Everyone, meet my new desk.
On average, it takes more than 2 months to form a habit. Starting a New Year’s Resolution in January and expecting to become a different person by February is annoyingly unrealistic. Therefore, I believe in breaking up your resolutions into month-sized morsels (i.e., setting up monthly tasks).
The following New Year’s Resolution ideas are from my perspective as a copy editor, seeing what clients typically have questions about or struggle with:
I’m one of those people who only buy essential oils for the scents. Actually, I have essential oil diffusers in every room in my house. The sharp smells of odor eliminators (the fancy way to say Febreeze) give me headaches, and I don’t trust candles in my house because my dogs’ tails do crazy things.
It can be hard for nonfiction writers to maintain motivation, creativity, and incentive in these cold months. Try these 7 essential oils to warm up your focus, ease stress, and create mental clarity:
If you’re interested in trying one of these Doterra essential oils, contact Annie Boerner to get started.
I’ve always heard that there are two types of people: those terrified of first dates and those terrified of interviews. Well, I fell into the category of interview-dreaders. And it wasn’t until I experienced two back-to-back unsuccessful (a.k.a. bad) interviews that my anxiety finally ceased.
In the first interview, I was taken into an office, sat down, and immediately given a test to complete in 10 minutes. The test was about SEO terminology (things like landing pages, meta keywords, and organic searches), and at the time, I knew as much about SEO as I did about the Chinese language. Needless to say, the hiring manager was not impressed.
That interview actually motivated me to get my Inbound Marketing Certification, which I received last month.
In the second, I learned that the job responsibilities were two-fold: editing advertisements and developing new commercial ideas for clients. While I thought I was applying for an editing position, the interviewer made it clear that creative writing would take up over 50% of my work. (Creative writing is NOT one of my strong suits.)

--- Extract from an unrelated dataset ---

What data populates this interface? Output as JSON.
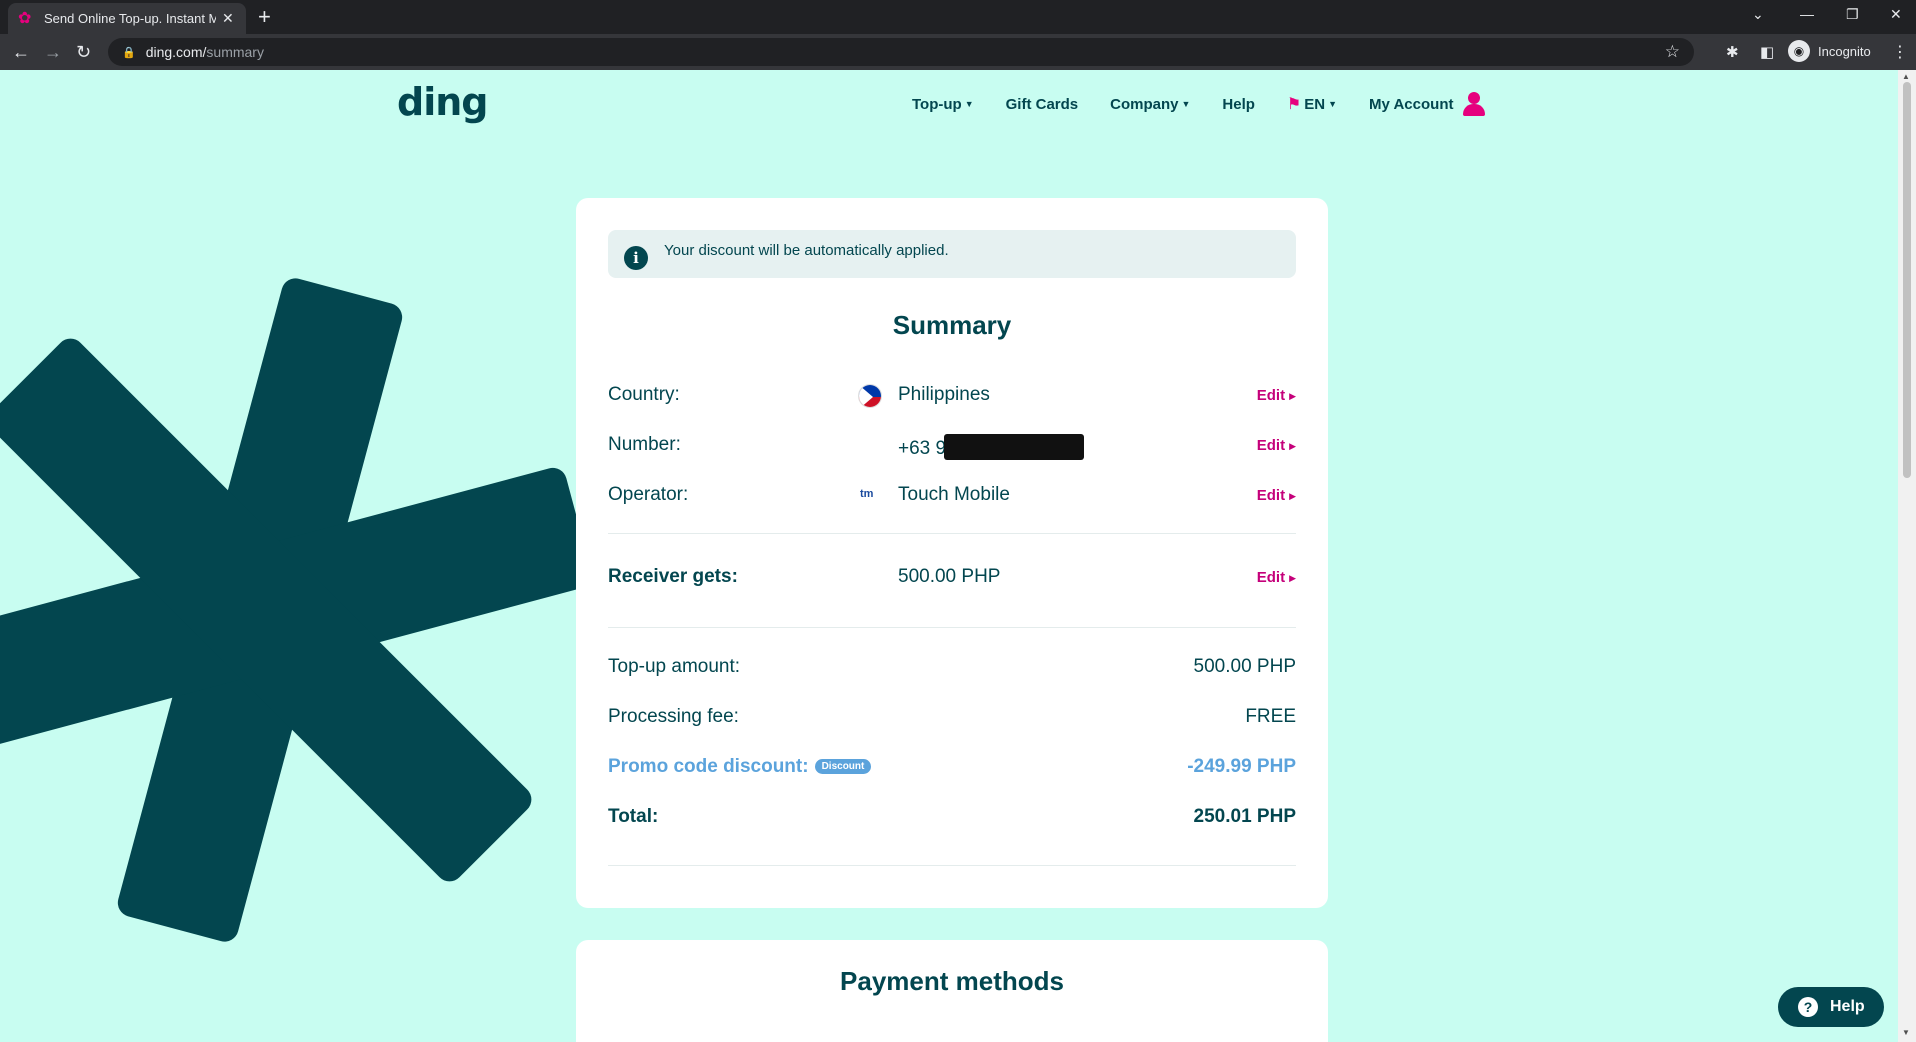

These experiences gave me a deeper understanding of the types of positions and companies that are right for me. And with a couple of bad interviews under my belt, I came up with a list of five things to do to eliminate any pre-interview jitters:
"I can't write."

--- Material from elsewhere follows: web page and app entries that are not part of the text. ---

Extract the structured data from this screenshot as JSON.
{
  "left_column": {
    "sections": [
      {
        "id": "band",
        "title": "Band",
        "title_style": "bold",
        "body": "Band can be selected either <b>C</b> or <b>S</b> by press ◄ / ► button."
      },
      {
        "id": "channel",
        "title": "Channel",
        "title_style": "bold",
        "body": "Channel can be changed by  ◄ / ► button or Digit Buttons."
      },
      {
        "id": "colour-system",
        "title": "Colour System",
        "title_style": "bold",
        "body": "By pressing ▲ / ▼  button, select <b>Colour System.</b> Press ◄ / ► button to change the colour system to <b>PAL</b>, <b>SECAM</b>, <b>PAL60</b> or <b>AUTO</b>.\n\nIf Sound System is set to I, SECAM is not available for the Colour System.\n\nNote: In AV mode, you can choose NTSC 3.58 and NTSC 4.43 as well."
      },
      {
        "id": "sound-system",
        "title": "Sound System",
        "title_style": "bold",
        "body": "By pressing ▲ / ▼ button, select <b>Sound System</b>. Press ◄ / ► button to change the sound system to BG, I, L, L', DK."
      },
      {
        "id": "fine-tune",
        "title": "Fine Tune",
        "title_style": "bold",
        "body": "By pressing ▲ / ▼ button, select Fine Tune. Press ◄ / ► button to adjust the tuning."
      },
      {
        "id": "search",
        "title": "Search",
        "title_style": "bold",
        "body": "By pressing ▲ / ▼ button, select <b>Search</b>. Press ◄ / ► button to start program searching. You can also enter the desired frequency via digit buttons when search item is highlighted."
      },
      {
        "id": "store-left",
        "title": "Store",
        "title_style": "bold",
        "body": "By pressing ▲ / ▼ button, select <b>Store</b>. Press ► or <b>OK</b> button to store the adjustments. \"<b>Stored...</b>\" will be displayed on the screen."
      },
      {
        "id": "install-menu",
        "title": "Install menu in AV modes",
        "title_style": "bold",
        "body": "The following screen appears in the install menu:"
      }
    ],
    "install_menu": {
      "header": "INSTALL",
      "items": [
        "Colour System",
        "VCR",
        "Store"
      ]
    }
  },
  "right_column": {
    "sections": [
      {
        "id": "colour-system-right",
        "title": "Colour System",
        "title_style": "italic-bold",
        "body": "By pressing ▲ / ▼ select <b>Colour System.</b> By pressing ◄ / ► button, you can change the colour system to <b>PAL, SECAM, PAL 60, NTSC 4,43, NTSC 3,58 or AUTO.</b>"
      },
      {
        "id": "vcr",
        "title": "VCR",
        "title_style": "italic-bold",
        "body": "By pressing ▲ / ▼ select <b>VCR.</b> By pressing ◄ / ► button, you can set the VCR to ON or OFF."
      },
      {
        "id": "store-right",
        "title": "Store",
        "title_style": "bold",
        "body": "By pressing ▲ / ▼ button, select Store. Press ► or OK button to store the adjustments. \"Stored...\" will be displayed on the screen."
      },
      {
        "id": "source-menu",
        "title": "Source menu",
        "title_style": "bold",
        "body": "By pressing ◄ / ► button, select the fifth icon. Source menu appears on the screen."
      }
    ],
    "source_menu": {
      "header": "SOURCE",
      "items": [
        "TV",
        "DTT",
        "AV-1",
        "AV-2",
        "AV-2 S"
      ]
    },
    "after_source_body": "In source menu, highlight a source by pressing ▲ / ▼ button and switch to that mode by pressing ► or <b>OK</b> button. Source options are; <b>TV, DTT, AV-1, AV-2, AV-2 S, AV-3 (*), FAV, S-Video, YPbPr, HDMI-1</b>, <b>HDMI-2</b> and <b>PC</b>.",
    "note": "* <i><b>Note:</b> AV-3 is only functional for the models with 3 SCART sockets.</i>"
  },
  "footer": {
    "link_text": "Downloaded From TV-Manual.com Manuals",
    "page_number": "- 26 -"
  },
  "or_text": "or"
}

I heard this all the time as an intern at UA-Little Rock’s University Writing Center. And though my clients never believed me, it was always those who thought they couldn’t write who had the greatest potential. Some people speak so eloquently but have trouble putting their words down on paper.
Does this sound like you?
If so, then I’ll tell you what I told them: Talk to an imaginary friend.
My supervisor at the Bureau of Legislative Research called it the “Green Fog.” It’s the numbness that drifts over your brain and prevents you from getting anything done. Recently, the Green Fog has been making me question everything I ever knew about compound subjects joined by “or.”
Striving to life a healthier lifestyle, I implemented three simple habits at the Bureau in order to feel like an operational human being throughout my eight-hour days of reading Arkansas law books.
This month, Little Rock Soirée focuses on taking care of yourself and the people you love. While copy editing this issue, there was one interview that made me say, “Jake, come listen to this story! It’s incredible.”
Bailey Faulkner, Director of Ozark Mission Project, told Soirée about the project’s mission, challenges, and how people can get involved. By working with local youth groups, Ozark Mission Project serves surrounding communities through physical labor: repairing porches, painting houses, mowing lawns, and the like.
But while the project has helped many struggling single moms, retirees, and disabled persons, there is one story that has really stayed with Bailey:
Alora D. Boerner
Freelance copy editor serving nonfiction writers, small business owners, and job seekers.